Socialist party leader Pedro Sanchez, 47, a trained economist, called the snap election after failing to secure support from other parties after winning the most votes, but no working majority, in an election in April.
Most opinion polls point to the PSOE re-emerging as the largest party but again landing far short of a majority, and probably with fewer seats than in the previous ballot, requiring the support of other parties to form a government.
Recent events, particularly tensions over separatism in Catalonia, have boosted right-wing parties and could reshape the distribution of seats.
On Oct. 24, Sanchez’s caretaker government removed the remains of late dictator General Francisco Franco from a state mausoleum in a historic, symbolically powerful step that could help him mobilize left-wing voters.
PSOE is Spain’s oldest active party and one of two that have dominated the political landscape since Franco’s rule ended with his death in 1975. It has been in government longest since then.
PABLO CASADO’S PEOPLE’S PARTY (PP)
Pablo Casado makes a statement before casting his vote in Spain’s general election today
A conservative, Christian democratic party, and the Socialists’ main rival for decades.
Pablo Casado, a 38-year-old lawyer and economist, became party leader a month after the government of Sanchez’s predecessor Mariano Rajoy was ousted by Sanchez last year.
He obtained PP’s worst ever election result in April with just 66 seats in the 350-seat house, but polls see PP faring much better next week, possibly putting Casado in the position of kingmaker.
Casado has promised to cut taxes and has called for Catalonia to be ‘reconquered’ following the northeastern region’s failed independence bid in 2017.
A critic of Sanchez’s handling of the Catalan issue, Casado is known as a defender of family values, the monarchy and the Catholic Church, and an opponent of abortion and euthanasia.
SANTIAGO ABASCAL’S VOX
Vox party leader Santiago Abascal pictured casting his vote in Madrid, Spain
An anti-immigration, nationalist party founded in 2013 by former PP members.
In April, Vox became the first far-right party to enter Spain’s parliament since the 1980s, with 24 seats, and polls show it could now become the third-biggest force there, with possibly as many as 44 seats.
Vox opposes gender equality laws and is strongly against autonomy for Spain’s regions.
Its leader Santiago Abascal, 43, is a tough-talking career politician from the Basque country, who harshly criticised the exhumation of Franco and who wants Catalan separatism quashed.
Echoing U.S. President Donald Trump’s anti-immigration rhetoric, he has called for a secure wall to be built around the Spanish enclaves of Ceuta and Melilla and for neighbouring Morocco to pay for it.
‘I am a supporter of discrimination,’ he told 7TV Andalucia in 2017.

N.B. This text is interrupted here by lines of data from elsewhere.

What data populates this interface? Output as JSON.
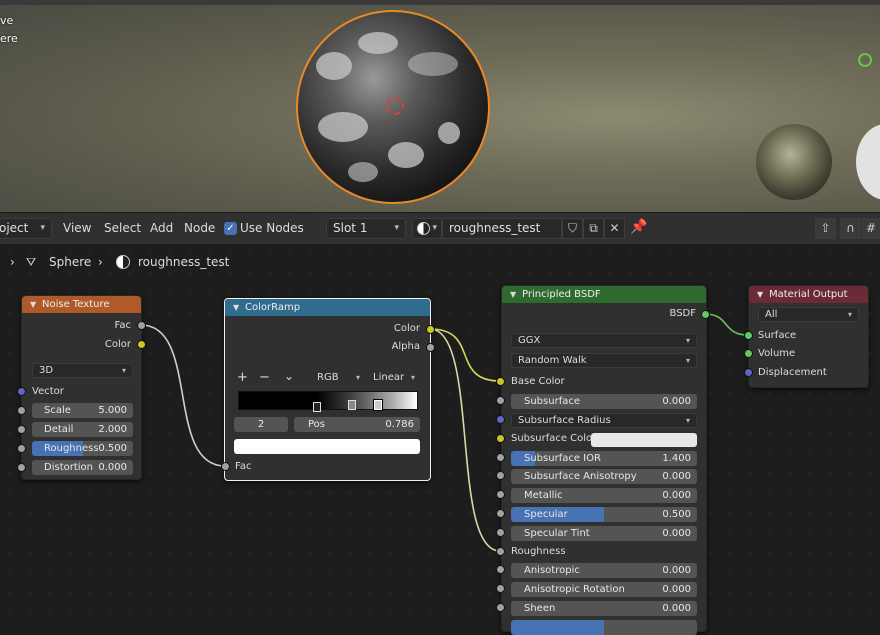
{
  "viewport": {
    "overlay_line1": "ve",
    "overlay_line2": "ere"
  },
  "header": {
    "object_menu": "oject",
    "view": "View",
    "select": "Select",
    "add": "Add",
    "node": "Node",
    "use_nodes": "Use Nodes",
    "slot": "Slot 1",
    "material_name": "roughness_test"
  },
  "breadcrumb": {
    "object": "Sphere",
    "material": "roughness_test"
  },
  "noise": {
    "title": "Noise Texture",
    "out_fac": "Fac",
    "out_color": "Color",
    "dimensions": "3D",
    "in_vector": "Vector",
    "scale_label": "Scale",
    "scale_value": "5.000",
    "detail_label": "Detail",
    "detail_value": "2.000",
    "roughness_label": "Roughness",
    "roughness_value": "0.500",
    "roughness_fraction": 0.5,
    "distortion_label": "Distortion",
    "distortion_value": "0.000"
  },
  "colorramp": {
    "title": "ColorRamp",
    "out_color": "Color",
    "out_alpha": "Alpha",
    "add": "+",
    "remove": "−",
    "menu": "⌄",
    "color_mode": "RGB",
    "interpolation": "Linear",
    "stop_index": "2",
    "pos_label": "Pos",
    "pos_value": "0.786",
    "in_fac": "Fac"
  },
  "bsdf": {
    "title": "Principled BSDF",
    "out_bsdf": "BSDF",
    "distribution": "GGX",
    "subsurface_method": "Random Walk",
    "base_color": "Base Color",
    "subsurface_label": "Subsurface",
    "subsurface_value": "0.000",
    "subsurface_radius": "Subsurface Radius",
    "subsurface_color": "Subsurface Color",
    "ior_label": "Subsurface IOR",
    "ior_value": "1.400",
    "aniso_label": "Subsurface Anisotropy",
    "aniso_value": "0.000",
    "metallic_label": "Metallic",
    "metallic_value": "0.000",
    "specular_label": "Specular",
    "specular_value": "0.500",
    "specular_fraction": 0.5,
    "spectint_label": "Specular Tint",
    "spectint_value": "0.000",
    "roughness": "Roughness",
    "anisotropic_label": "Anisotropic",
    "anisotropic_value": "0.000",
    "anisorot_label": "Anisotropic Rotation",
    "anisorot_value": "0.000",
    "sheen_label": "Sheen",
    "sheen_value": "0.000"
  },
  "output": {
    "title": "Material Output",
    "target": "All",
    "surface": "Surface",
    "volume": "Volume",
    "displacement": "Displacement"
  },
  "colors": {
    "texture_header": "#b05a2a",
    "converter_header": "#2f6c8e",
    "shader_header": "#2f6a2f",
    "output_header": "#6b2a35",
    "selected_outline": "#e8882a"
  }
}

ALBERT RIVERA’S CIUDADANOS (CITIZENS)
Pro-European Ciudadanos party leader Albert Rivera delivers a speech in July. He has also cast his vote today
A centre-right, pro-European party originally from Catalonia and part of the Alliance of Liberals and Democrats for Europe that first won Spanish parliament seats in 2015.
Its leader, Albert Rivera, 39, worked in a bank before founding Ciudadanos in 2006.
Rivera, who backed Sanchez in his failed 2016 bid for premiership, refused him support after April election, leaving him no option but to seek support from left-wing Unidas Podemos.
Polls show Ciudadanos would lose seats after several senior figures quit over regional deals it has struck with the far-right. Ciudadanos is a stalwart defender of Spain’s unity and strongly opposes any concessions to separatists.
PABLO IGLESIAS’ UNIDAS PODEMOS (TOGETHER WE CAN)
Unidas Podemos general secretary Pablo Iglesias heads to cast his vote in La Navata, Spain, today
An alliance of left-wing Podemos, United Left, and other parties, created in the run-up to the 2016 election and rooted in the anti-austerity protest movement. The name was tweaked in 2019 to make it female to reflect its pro-feminism stance.
Its leader, political scientist and lecturer Pablo Iglesias, 41, founded Podemos in 2014.
Podemos had tried in vain to negotiate a governing coalition deal with PSOE up to the very last minute in September, but Sanchez ultimately refused to give them cabinet posts, saying that Iglesias’ excessive demands had torpedoed such a solution.